• [PROBLEM TO WORK ON] What lines of the data below hold the string "label"? Copy each one out.
Top of DATA LISTING
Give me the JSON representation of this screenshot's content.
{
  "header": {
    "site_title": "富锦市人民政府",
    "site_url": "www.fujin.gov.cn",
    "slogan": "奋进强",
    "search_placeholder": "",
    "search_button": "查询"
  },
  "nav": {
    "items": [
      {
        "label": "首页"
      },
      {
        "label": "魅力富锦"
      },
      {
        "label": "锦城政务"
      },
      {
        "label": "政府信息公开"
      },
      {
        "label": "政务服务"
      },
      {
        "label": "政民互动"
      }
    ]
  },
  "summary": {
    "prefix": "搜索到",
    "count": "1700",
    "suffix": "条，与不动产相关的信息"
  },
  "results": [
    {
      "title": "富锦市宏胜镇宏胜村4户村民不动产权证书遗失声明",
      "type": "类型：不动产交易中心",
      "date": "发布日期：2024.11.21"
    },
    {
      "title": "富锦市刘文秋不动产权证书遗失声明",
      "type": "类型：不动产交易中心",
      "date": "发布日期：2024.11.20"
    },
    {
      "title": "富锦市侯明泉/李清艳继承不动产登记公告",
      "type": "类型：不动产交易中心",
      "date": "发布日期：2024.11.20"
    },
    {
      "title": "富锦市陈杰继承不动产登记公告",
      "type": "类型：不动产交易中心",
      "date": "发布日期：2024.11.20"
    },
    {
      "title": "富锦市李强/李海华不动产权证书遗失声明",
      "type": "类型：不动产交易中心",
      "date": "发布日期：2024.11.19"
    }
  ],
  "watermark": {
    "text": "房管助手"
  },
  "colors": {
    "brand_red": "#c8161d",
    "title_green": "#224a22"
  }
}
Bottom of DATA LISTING
• [YOUR RESPONSE]
        "label": "首页"
        "label": "魅力富锦"
        "label": "锦城政务"
        "label": "政府信息公开"
        "label": "政务服务"
        "label": "政民互动"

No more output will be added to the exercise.